(Dataset rows for apps and sites)
--- START ---

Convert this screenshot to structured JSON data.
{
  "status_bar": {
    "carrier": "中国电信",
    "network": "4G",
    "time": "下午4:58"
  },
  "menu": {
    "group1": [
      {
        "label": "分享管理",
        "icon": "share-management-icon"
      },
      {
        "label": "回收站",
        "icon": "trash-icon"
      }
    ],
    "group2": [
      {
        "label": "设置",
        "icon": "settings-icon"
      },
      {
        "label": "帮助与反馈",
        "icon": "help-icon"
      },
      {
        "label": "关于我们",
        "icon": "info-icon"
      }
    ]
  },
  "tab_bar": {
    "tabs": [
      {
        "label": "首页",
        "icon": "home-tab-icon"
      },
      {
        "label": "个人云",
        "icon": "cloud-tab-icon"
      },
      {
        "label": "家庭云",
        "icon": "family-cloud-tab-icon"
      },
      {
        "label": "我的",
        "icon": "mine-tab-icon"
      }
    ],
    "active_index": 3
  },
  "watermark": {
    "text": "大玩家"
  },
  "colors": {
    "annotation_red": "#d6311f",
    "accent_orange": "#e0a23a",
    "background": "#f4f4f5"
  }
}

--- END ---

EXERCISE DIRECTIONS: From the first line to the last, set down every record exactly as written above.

ANSWER TO THIS TASK:
Convert this screenshot to structured JSON data.
{
  "status_bar": {
    "carrier": "中国电信",
    "network": "4G",
    "time": "下午4:58"
  },
  "menu": {
    "group1": [
      {
        "label": "分享管理",
        "icon": "share-management-icon"
      },
      {
        "label": "回收站",
        "icon": "trash-icon"
      }
    ],
    "group2": [
      {
        "label": "设置",
        "icon": "settings-icon"
      },
      {
        "label": "帮助与反馈",
        "icon": "help-icon"
      },
      {
        "label": "关于我们",
        "icon": "info-icon"
      }
    ]
  },
  "tab_bar": {
    "tabs": [
      {
        "label": "首页",
        "icon": "home-tab-icon"
      },
      {
        "label": "个人云",
        "icon": "cloud-tab-icon"
      },
      {
        "label": "家庭云",
        "icon": "family-cloud-tab-icon"
      },
      {
        "label": "我的",
        "icon": "mine-tab-icon"
      }
    ],
    "active_index": 3
  },
  "watermark": {
    "text": "大玩家"
  },
  "colors": {
    "annotation_red": "#d6311f",
    "accent_orange": "#e0a23a",
    "background": "#f4f4f5"
  }
}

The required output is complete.